Cindi too felt that the Malaysian segment did not provide as clear an account of Malaysia’s history and development. “But what I like is that there are moments when the settings of Malaysia and Singapore intertwine, for example when there are scenes about Singaporeans visiting Malaysia,” she said. “You get the feeling that we are same same but different. It's interesting when the Malaysian/Singaporean events intertwine and then that makes you realise how easily we can blend with each other.”
These shared experiences are clearly found in the curated excerpts. For example, Emily of Emerald Hill – recently performed as part of the Esplanade's showcase of 50 Singaporean plays – is listed in the Malaysian half. When asked, Emily’s playwright Stella Kon pointed out that the play had been first staged in Malaysia, and has over the years been performed there over 300 times. With the narrative set in the 1950s, before Singapore’s independence, Malaysians too feel they have a claim over the story.

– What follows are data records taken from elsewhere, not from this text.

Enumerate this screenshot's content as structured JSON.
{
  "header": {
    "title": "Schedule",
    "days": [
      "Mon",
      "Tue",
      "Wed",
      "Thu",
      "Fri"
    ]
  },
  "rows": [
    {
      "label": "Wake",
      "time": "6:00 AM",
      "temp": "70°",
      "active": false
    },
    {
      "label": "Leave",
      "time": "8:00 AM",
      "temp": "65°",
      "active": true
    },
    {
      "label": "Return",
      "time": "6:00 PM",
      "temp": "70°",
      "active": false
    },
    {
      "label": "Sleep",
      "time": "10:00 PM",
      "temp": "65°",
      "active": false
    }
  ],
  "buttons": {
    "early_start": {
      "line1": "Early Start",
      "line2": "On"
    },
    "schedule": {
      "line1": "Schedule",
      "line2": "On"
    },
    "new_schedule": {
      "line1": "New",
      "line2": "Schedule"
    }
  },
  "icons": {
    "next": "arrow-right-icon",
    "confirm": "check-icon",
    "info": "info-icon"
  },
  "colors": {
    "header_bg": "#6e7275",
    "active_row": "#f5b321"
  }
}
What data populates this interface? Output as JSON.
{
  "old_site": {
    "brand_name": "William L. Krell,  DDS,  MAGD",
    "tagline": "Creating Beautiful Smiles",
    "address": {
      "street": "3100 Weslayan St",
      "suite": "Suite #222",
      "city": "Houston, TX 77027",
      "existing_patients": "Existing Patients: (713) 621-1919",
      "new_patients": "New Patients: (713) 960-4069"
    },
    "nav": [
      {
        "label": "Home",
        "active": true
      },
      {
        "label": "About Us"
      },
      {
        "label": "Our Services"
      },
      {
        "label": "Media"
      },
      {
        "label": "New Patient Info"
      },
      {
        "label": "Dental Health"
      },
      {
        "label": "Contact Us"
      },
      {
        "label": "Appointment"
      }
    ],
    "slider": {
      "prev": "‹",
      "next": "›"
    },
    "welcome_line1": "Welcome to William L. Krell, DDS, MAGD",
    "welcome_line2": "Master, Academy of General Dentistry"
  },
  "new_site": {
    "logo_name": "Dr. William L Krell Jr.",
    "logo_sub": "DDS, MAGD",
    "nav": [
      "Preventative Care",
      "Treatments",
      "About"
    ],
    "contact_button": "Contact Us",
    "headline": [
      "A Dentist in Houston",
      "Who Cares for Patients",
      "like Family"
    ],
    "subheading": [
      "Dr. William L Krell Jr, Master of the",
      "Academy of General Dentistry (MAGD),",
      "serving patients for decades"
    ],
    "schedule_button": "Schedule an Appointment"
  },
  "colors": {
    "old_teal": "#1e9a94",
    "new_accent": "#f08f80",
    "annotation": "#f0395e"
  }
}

There are crossovers among the artists, too. The late Krishen Jit – a director who ten years ago had been one of the theatre practitioners to come up with the concept that eventually led to Another Country – is revered as a leading light in Malaysian theatre, but also cited by many in Singapore as having had a profound impact on their practice. Both directors of Another Country, Jo Kukuthas and Ivan Heng, are also known in both countries for their work.
When discussing the production Cindi and I found yet another thread to unite us despite our mild geographical differences: politics.
“One poignant scene [in the Malaysian section] was the one on our Federal Constitution, where their talk about the need to protect the Constitution was not matched by the actors’ actions. It made you feel like all the talk about defending democracy is bullshit when all this is happening, just like what Malaysia is going through right now,” said Cindi.
“And you just feel so angry as a young Malaysian because all this happened before I was born and I was thinking, ‘What the heck were Malaysians doing and why did no one stop this?’”
It was a feeling I could very much identify with as I watched the Singaporean excerpts. As we moved away from scenes written in the 60s, 70s and 80s into those penned in the 90s and early 2000s I found myself still watching references and stories about Lim Chin Siong, the Internal Security Act and the fear of political engagement. It was almost as if our artists and writers, in trying to reflect society’s hopes and dreams, found themselves continually stuck in past traumas, unable to move on because of questions left unanswered and injustices still waiting to be set to rights.
And just like Cindi, I as a young Singaporean thought, “Why are we still dealing with this? What have we Singaporeans been doing?”
In our almost-daily chats throughout our friendship Cindi and I have continually found common ground in which our nationalities seem inconsequential. Apart from the occasional argument about whether mee siam should be dry or soupy our struggles and frustrations with our countries have by-and-large been familiar to the other. We feel alike in many ways, yet when we visit each other in our respective cities we find ourselves always eager to go home again, because sometimes it’s “same same” but other times it’s “different”. Such is the special relationship of our two countries, and such is the reality that Another Country managed to depict.
Another Country will probably never tour. It’s hard to imagine it resonating with audiences outside of Singapore and Malaysia. But that doesn’t seem like such a bad thing; there is something warm and comforting about the thought of having a story – one that transcends the official narratives we’re all fed – to call our own.